• My guess is that they want the electric field as you've written it and the Biot-Savart law as I wrote it, but I'm not your professor! :D You may want to ask your instructor for clarification. Commented Apr 4, 2014 at 13:01
• I disagree here: the Biot-Savart law is not defining the B-field in terms of forces on currents. Commented Apr 4, 2014 at 13:11
• I mean you could choose to read it like that, but I'm pretty convinced that's not what the examiners mean. I strongly suspect that writing the Lorentz force law would get you the marks here, and the Biot-Savart law not. Commented Apr 4, 2014 at 13:15
• I mean obviously I cannot be sure that this is what is meant by the question, but I can offer my opinion in this, the comments section. To ask, in a single sentence, the student to write $\vec{E}$ in terms of the effect it has on a charge, and $\vec{B}$ in terms of how it is generated by currents, is clearly mixing two different ideas in a way that an exam simply wouldn't. There isn't even a comma separating 'the force on charges' from 'currents', and so it strikes me as highly unlikely that this means anything other than 'the force on 'charges and currents'' Commented Apr 4, 2014 at 13:21

You might be interested in this. Lets look in case where $$\vec E=0$$. If you know $$q \vec v$$, $$\vec F$$ and $$\alpha=\angle(\vec B;q \vec v)$$ you can actually find $$\vec B$$. $$\vec F=q \vec v \times \vec B$$ $$\vec B=\frac{|F|}{ q|v| sin \alpha} \left (\frac{q \vec v cos \alpha}{q |v|}+\frac{q\vec v \times \vec F sin \alpha}{|q\vec v \times \vec F|} \right)= \frac{|F|}{ q|v| sin \alpha} \left (\frac{ \vec v cos \alpha}{ |v|}+\frac{\vec v \times \vec F sin \alpha}{|\vec v \times \vec F|} \right)$$

Lets look at case where $$\vec E \neq0$$ $$\vec F-q \vec E=q \vec v \times B$$ $$\vec B=\frac{|\vec F- q \vec E|}{ q|v| sin \alpha} \left (\frac{q \vec v cos \alpha}{q |v|}+\frac{q\vec v \times (\vec F- q \vec E) sin \alpha}{|q\vec v \times (\vec F- q \vec E)|} \right)= \frac{|\vec F- q \vec E|}{ q|v| sin \alpha} \left (\frac{ \vec v cos \alpha}{ |v|}+\frac{\vec v \times (\vec F- q \vec E) sin \alpha}{|\vec v \times (\vec F- q \vec E)|} \right)=$$
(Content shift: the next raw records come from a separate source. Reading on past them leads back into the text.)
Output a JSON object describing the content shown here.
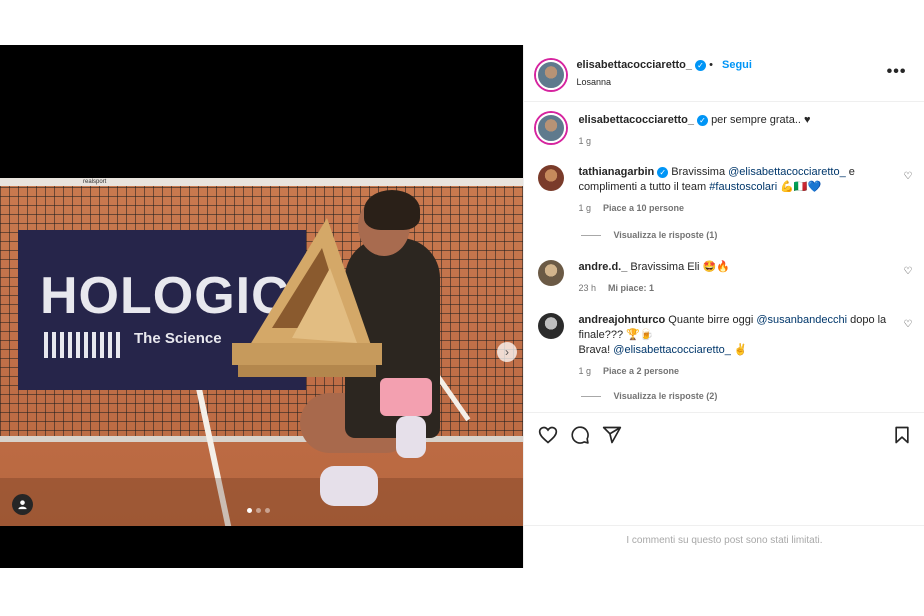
{
  "post": {
    "author": {
      "username": "elisabettacocciaretto_",
      "follow_label": "Segui",
      "location": "Losanna",
      "dot": "•"
    },
    "more_label": "•••",
    "caption": {
      "username": "elisabettacocciaretto_",
      "text": "per sempre grata.. ♥",
      "time": "1 g"
    },
    "media": {
      "banner_title": "HOLOGIC",
      "banner_subtitle": "The Science",
      "net_brand": "realsport",
      "slide_count": 3,
      "active_slide": 1
    },
    "comments": [
      {
        "username": "tathianagarbin",
        "verified": true,
        "text_parts": [
          {
            "t": "Bravissima ",
            "mention": false
          },
          {
            "t": "@elisabettacocciaretto_",
            "mention": true
          },
          {
            "t": " e complimenti a tutto il team ",
            "mention": false
          },
          {
            "t": "#faustoscolari",
            "mention": true
          },
          {
            "t": " 💪🇮🇹💙",
            "mention": false
          }
        ],
        "time": "1 g",
        "likes": "Piace a 10 persone",
        "replies": "Visualizza le risposte (1)"
      },
      {
        "username": "andre.d._",
        "verified": false,
        "text_parts": [
          {
            "t": "Bravissima Eli 🤩🔥",
            "mention": false
          }
        ],
        "time": "23 h",
        "likes": "Mi piace: 1",
        "replies": ""
      },
      {
        "username": "andreajohnturco",
        "verified": false,
        "text_parts": [
          {
            "t": "Quante birre oggi ",
            "mention": false
          },
          {
            "t": "@susanbandecchi",
            "mention": true
          },
          {
            "t": " dopo la finale??? 🏆🍺",
            "mention": false
          },
          {
            "t": " Brava! ",
            "mention": false
          },
          {
            "t": "@elisabettacocciaretto_",
            "mention": true
          },
          {
            "t": " ✌",
            "mention": false
          }
        ],
        "time": "1 g",
        "likes": "Piace a 2 persone",
        "replies": "Visualizza le risposte (2)"
      }
    ],
    "actions": [
      "heart-icon",
      "comment-icon",
      "share-icon",
      "save-icon"
    ],
    "comments_limited": "I commenti su questo post sono stati limitati.",
    "colors": {
      "accent": "#0095f6",
      "mention": "#00376b",
      "muted": "#737373"
    }
  }
}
If you interested how this equations were derived look here: https://math.stackexchange.com/questions/4277293/finding-vec-b-from-vec-a-times-vec-b-vec-a-and-alpha-angle-vec.